Education Technology

Algebra 2: The Determinant of a Matrix
by Brendan Kelly

Published on August 24, 2011


  • Calculate the determinant of a matrix
  • Evaluate a determinant to calculate the area of a triangle or quadrilateral in the plane, given the coordinates of its vertices

About the Lesson

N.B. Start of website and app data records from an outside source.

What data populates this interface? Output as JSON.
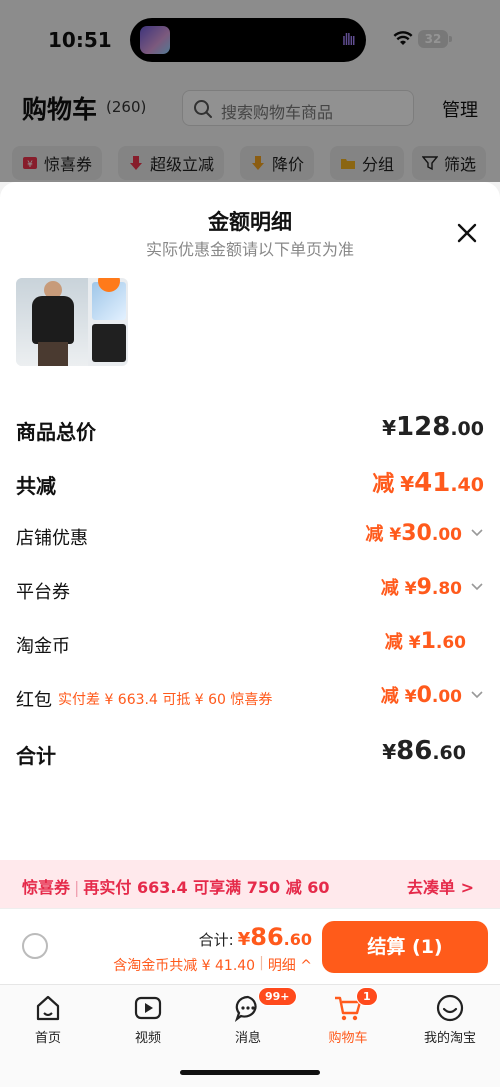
{
  "status_bar": {
    "time": "10:51",
    "battery": "32"
  },
  "cart": {
    "title": "购物车",
    "count": "(260)",
    "search_placeholder": "搜索购物车商品",
    "manage_label": "管理",
    "filters": [
      {
        "label": "惊喜券",
        "icon": "coupon-icon"
      },
      {
        "label": "超级立减",
        "icon": "arrow-down-icon"
      },
      {
        "label": "降价",
        "icon": "price-drop-icon"
      },
      {
        "label": "分组",
        "icon": "folder-icon"
      },
      {
        "label": "筛选",
        "icon": "filter-icon"
      }
    ]
  },
  "sheet": {
    "title": "金额明细",
    "subtitle": "实际优惠金额请以下单页为准",
    "rows": {
      "total_price": {
        "label": "商品总价",
        "yen": "¥",
        "int": "128",
        "dec": ".00"
      },
      "total_discount": {
        "label": "共减",
        "minus": "减",
        "yen": "¥",
        "int": "41",
        "dec": ".40"
      },
      "store_discount": {
        "label": "店铺优惠",
        "minus": "减",
        "yen": "¥",
        "int": "30",
        "dec": ".00"
      },
      "platform_coupon": {
        "label": "平台券",
        "minus": "减",
        "yen": "¥",
        "int": "9",
        "dec": ".80"
      },
      "taojinbi": {
        "label": "淘金币",
        "minus": "减",
        "yen": "¥",
        "int": "1",
        "dec": ".60"
      },
      "red_packet": {
        "label": "红包",
        "note": "实付差 ¥ 663.4 可抵 ¥ 60 惊喜券",
        "minus": "减",
        "yen": "¥",
        "int": "0",
        "dec": ".00"
      },
      "subtotal": {
        "label": "合计",
        "yen": "¥",
        "int": "86",
        "dec": ".60"
      }
    }
  },
  "promo": {
    "tag": "惊喜券",
    "text": "再实付 663.4 可享满 750 减 60",
    "link": "去凑单 >"
  },
  "checkout": {
    "total_label": "合计:",
    "yen": "¥",
    "int": "86",
    "dec": ".60",
    "saving_text": "含淘金币共减 ¥ 41.40",
    "detail_label": "明细",
    "button_label": "结算 (1)"
  },
  "tabs": [
    {
      "label": "首页",
      "icon": "home-icon"
    },
    {
      "label": "视频",
      "icon": "video-icon"
    },
    {
      "label": "消息",
      "icon": "message-icon",
      "badge": "99+"
    },
    {
      "label": "购物车",
      "icon": "cart-icon",
      "badge": "1",
      "active": true
    },
    {
      "label": "我的淘宝",
      "icon": "profile-icon"
    }
  ],
  "colors": {
    "accent": "#ff5a1c",
    "promo_bg": "#ffe9ec",
    "promo_text": "#e52a4a"
  }
}
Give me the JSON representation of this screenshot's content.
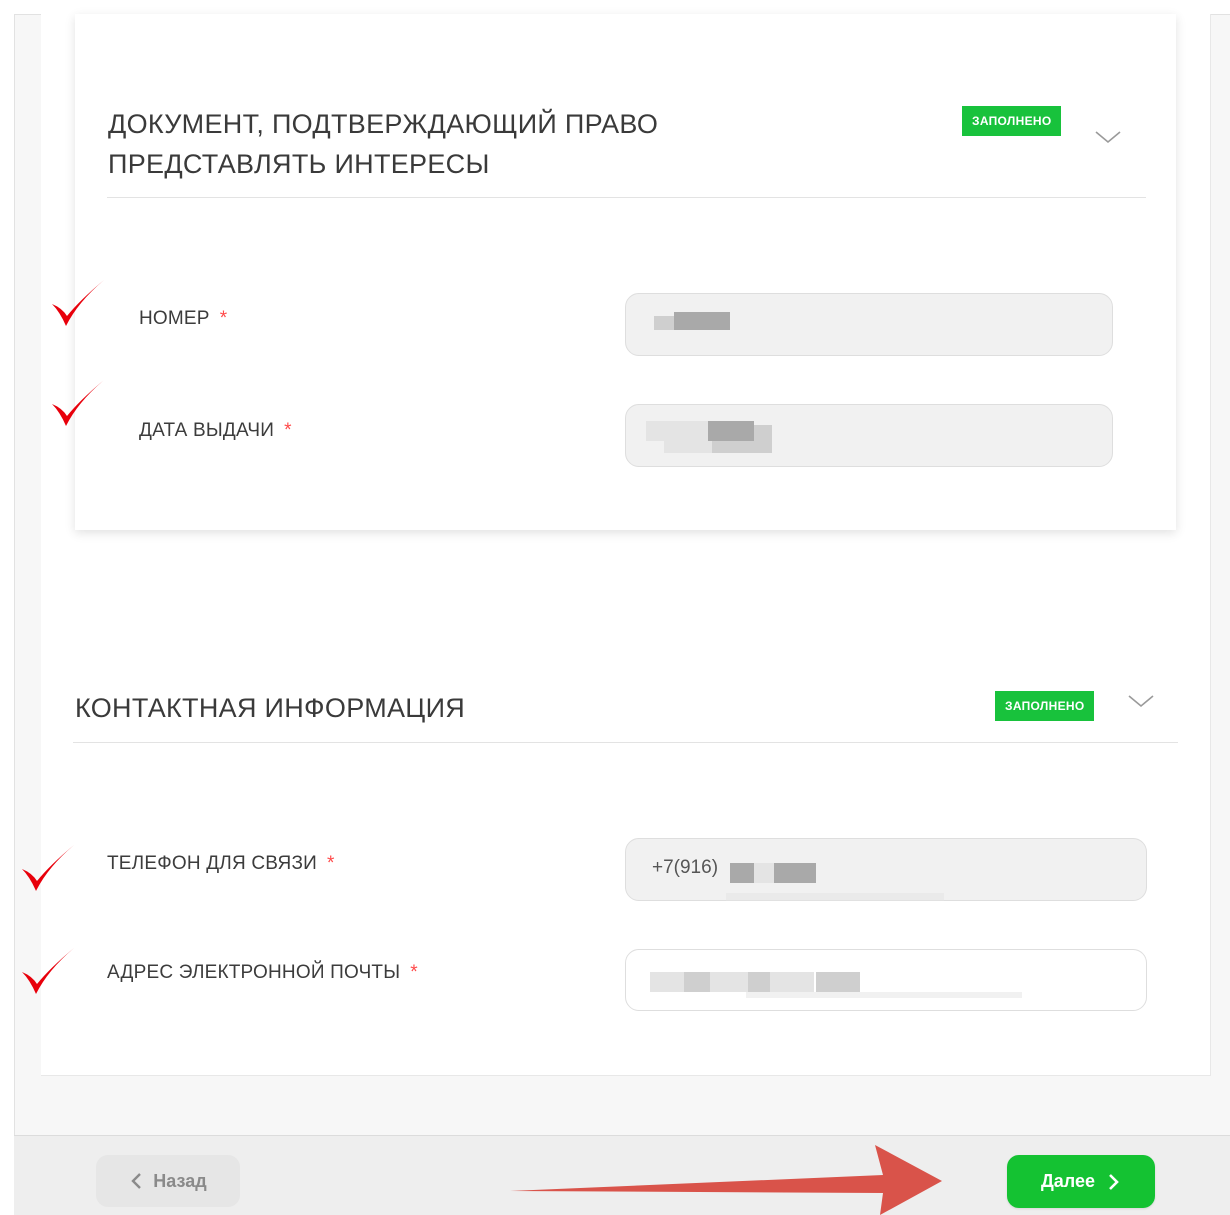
{
  "document_section": {
    "title_line1": "ДОКУМЕНТ, ПОДТВЕРЖДАЮЩИЙ ПРАВО",
    "title_line2": "ПРЕДСТАВЛЯТЬ ИНТЕРЕСЫ",
    "badge": "ЗАПОЛНЕНО",
    "fields": [
      {
        "label": "НОМЕР",
        "required_mark": "*"
      },
      {
        "label": "ДАТА ВЫДАЧИ",
        "required_mark": "*"
      }
    ]
  },
  "contact_section": {
    "title": "КОНТАКТНАЯ ИНФОРМАЦИЯ",
    "badge": "ЗАПОЛНЕНО",
    "fields": [
      {
        "label": "ТЕЛЕФОН ДЛЯ СВЯЗИ",
        "required_mark": "*",
        "value_prefix": "+7(916)"
      },
      {
        "label": "АДРЕС ЭЛЕКТРОННОЙ ПОЧТЫ",
        "required_mark": "*"
      }
    ]
  },
  "footer": {
    "back_label": "Назад",
    "next_label": "Далее"
  },
  "colors": {
    "accent_green": "#14c232",
    "badge_green": "#18c23c",
    "required_red": "#ff4a4a",
    "checkmark_red": "#e8000b",
    "annotation_arrow": "#d9534a"
  },
  "icons": {
    "chevron": "chevron-down-icon",
    "check": "checkmark-icon",
    "back": "chevron-left-icon",
    "next": "chevron-right-icon"
  }
}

The Case of the Missing Square presented here, is one of the classic paradoxes in recreational mathematics. The recent Sherlock Holmes movie provides a “modern” context for solving this paradox as a criminal case investigation. The assumption that the line joining the lower left corner of the rectangle to the upper right corner is a straight line results in a paradox. The sum of the areas of the four regions into which the rectangle is divided appears to be 64 square units, while the area of the original rectangle is 65 square units. The paradox is resolved when it is discovered that this “diagonal” line is not a straight line, but three line segments. Therefore the regions Gamma and Delta are not triangles, and all four regions are quadrilaterals. This sets the stage for the introduction of determinants to calculate the areas of the quadrilaterals given the coordinates of their vertices.

© Brendan Kelly Publishing, Inc. Reprinted with permission.